No, not really as I only found out about the term from your post, heh.
I'm simply describing the approach of iteratively building ever-higher dimension data structures using standard-library C++ data containers like std::map, std::vector, and std::set, etc.
There are also other structures like tries
available elsewhere as well.
Not only are these data structure entirely generic in their design (they work exactly the same for a foo
data object as they do for a bar
data object), in general they are also highly-tuned for efficient access and processing.
So for example, if I had a std::map of 1'000'000 unique English words from say, Wikipedia, all nicely compacted into the hashmap form that a std::map uses for such strings (perhaps a matter of just a couple megabytes of active RAM consumption).
Structurally, I could use the string hash as the key
, and then a std::pair of std::set's of std::pair's of unsigned ints (gives a range of 4 billion elements on either side of the association) -- as the overall value
for the map. These indexes would store the words/counts of connected words. The outer pair would keep one set for all preceding words/counts, and one set for all following. (My apologies, if this is confusing in text. In code it would be a matter of two, three lines).
Then once I had searched that hashmap structure for any particular given word, then accessing the index keys for all
preceding words for that search word is just a matter of say, 10 machine instructions or so -- probably even less, depending on ISA. So, quite efficient. Locating all the following
words would also be the same type of mechanism.
Not only is storing a big set of strings efficient in such a container, but accessing or striding into other, related dimensions on that data is also pretty efficient, too. And again, it's an entirely generic
proposition; the data's type is pretty much irrelevant for it to all just werk.

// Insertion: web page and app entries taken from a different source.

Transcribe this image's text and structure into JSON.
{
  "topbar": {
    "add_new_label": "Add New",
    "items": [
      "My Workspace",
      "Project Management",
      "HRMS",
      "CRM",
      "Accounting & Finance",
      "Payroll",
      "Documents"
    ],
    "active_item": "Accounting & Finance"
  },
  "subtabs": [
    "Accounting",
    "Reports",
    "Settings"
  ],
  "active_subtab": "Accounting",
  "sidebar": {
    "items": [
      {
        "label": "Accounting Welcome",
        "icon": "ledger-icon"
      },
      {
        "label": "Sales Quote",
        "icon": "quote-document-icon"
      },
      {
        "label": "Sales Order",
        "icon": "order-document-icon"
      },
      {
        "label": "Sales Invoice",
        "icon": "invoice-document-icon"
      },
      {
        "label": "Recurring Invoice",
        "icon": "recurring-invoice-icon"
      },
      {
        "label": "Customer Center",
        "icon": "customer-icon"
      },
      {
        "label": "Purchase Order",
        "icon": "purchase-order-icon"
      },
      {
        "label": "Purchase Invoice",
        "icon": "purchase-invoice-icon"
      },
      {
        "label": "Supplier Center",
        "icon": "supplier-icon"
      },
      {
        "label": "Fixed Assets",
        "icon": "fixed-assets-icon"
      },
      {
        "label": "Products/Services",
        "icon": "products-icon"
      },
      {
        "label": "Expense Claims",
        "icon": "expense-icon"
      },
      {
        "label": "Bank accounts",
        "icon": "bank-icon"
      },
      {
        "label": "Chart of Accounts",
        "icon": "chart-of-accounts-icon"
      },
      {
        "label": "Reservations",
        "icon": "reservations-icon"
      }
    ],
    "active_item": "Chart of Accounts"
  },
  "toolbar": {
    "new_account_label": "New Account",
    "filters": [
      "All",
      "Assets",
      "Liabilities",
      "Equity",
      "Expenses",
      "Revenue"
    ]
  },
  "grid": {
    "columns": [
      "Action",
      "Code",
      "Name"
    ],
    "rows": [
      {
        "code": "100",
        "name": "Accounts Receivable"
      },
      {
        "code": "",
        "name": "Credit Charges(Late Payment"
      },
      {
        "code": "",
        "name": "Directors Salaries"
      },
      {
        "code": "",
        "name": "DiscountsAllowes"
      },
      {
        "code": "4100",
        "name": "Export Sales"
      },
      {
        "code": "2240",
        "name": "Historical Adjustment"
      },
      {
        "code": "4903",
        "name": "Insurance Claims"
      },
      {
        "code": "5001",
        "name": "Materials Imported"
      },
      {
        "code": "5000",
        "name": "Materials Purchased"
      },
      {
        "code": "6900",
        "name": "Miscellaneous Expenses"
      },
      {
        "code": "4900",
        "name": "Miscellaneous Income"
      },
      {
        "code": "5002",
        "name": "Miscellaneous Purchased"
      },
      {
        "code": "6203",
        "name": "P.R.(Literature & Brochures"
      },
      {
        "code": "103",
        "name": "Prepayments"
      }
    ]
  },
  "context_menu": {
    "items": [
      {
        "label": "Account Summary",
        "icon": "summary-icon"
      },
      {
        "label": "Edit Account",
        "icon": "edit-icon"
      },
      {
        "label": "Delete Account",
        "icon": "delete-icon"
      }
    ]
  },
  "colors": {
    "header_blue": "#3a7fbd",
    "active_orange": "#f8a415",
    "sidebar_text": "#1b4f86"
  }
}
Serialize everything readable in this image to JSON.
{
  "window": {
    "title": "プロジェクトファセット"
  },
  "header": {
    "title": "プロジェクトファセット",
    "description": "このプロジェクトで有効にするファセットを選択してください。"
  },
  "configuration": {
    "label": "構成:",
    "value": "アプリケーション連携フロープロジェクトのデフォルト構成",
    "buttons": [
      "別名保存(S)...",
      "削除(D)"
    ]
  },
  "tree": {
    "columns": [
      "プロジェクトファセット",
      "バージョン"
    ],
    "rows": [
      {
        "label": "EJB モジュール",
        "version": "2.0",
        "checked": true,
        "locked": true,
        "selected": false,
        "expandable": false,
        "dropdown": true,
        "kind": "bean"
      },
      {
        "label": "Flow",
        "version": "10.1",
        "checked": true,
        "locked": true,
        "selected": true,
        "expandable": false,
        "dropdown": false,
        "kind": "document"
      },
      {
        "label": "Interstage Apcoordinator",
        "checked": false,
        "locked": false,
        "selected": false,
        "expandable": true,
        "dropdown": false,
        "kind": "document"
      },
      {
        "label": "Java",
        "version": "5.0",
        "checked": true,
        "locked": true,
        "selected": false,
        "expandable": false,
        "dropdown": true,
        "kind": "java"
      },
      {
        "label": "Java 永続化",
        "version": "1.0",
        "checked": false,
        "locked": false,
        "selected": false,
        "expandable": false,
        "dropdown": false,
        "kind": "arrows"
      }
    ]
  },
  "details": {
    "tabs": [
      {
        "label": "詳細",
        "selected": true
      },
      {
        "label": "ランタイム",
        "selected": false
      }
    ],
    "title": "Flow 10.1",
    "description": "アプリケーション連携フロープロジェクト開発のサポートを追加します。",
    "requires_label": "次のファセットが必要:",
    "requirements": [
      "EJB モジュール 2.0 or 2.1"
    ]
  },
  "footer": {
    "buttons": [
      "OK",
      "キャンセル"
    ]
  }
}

None of this requires any deep expertise to have industrial-strength data processing in just minutes of simple effort. After that it's all creativity.